Start of Block

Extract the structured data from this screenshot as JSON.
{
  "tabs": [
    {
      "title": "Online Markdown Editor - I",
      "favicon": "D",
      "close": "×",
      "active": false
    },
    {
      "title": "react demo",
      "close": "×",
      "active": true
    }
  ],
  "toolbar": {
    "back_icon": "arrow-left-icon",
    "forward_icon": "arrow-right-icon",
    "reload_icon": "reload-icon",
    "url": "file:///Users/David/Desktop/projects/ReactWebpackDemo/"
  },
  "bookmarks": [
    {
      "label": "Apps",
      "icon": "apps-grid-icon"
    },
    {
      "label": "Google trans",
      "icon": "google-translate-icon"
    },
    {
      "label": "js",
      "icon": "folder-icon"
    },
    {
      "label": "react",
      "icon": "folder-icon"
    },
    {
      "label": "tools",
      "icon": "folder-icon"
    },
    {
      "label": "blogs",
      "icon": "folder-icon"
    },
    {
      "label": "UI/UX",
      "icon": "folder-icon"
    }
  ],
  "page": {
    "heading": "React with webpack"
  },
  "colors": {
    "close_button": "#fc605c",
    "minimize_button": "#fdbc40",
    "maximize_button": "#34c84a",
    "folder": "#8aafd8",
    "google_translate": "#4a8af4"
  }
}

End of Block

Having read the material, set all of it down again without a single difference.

Extract the structured data from this screenshot as JSON.
{
  "tabs": [
    {
      "title": "Online Markdown Editor - I",
      "favicon": "D",
      "close": "×",
      "active": false
    },
    {
      "title": "react demo",
      "close": "×",
      "active": true
    }
  ],
  "toolbar": {
    "back_icon": "arrow-left-icon",
    "forward_icon": "arrow-right-icon",
    "reload_icon": "reload-icon",
    "url": "file:///Users/David/Desktop/projects/ReactWebpackDemo/"
  },
  "bookmarks": [
    {
      "label": "Apps",
      "icon": "apps-grid-icon"
    },
    {
      "label": "Google trans",
      "icon": "google-translate-icon"
    },
    {
      "label": "js",
      "icon": "folder-icon"
    },
    {
      "label": "react",
      "icon": "folder-icon"
    },
    {
      "label": "tools",
      "icon": "folder-icon"
    },
    {
      "label": "blogs",
      "icon": "folder-icon"
    },
    {
      "label": "UI/UX",
      "icon": "folder-icon"
    }
  ],
  "page": {
    "heading": "React with webpack"
  },
  "colors": {
    "close_button": "#fc605c",
    "minimize_button": "#fdbc40",
    "maximize_button": "#34c84a",
    "folder": "#8aafd8",
    "google_translate": "#4a8af4"
  }
}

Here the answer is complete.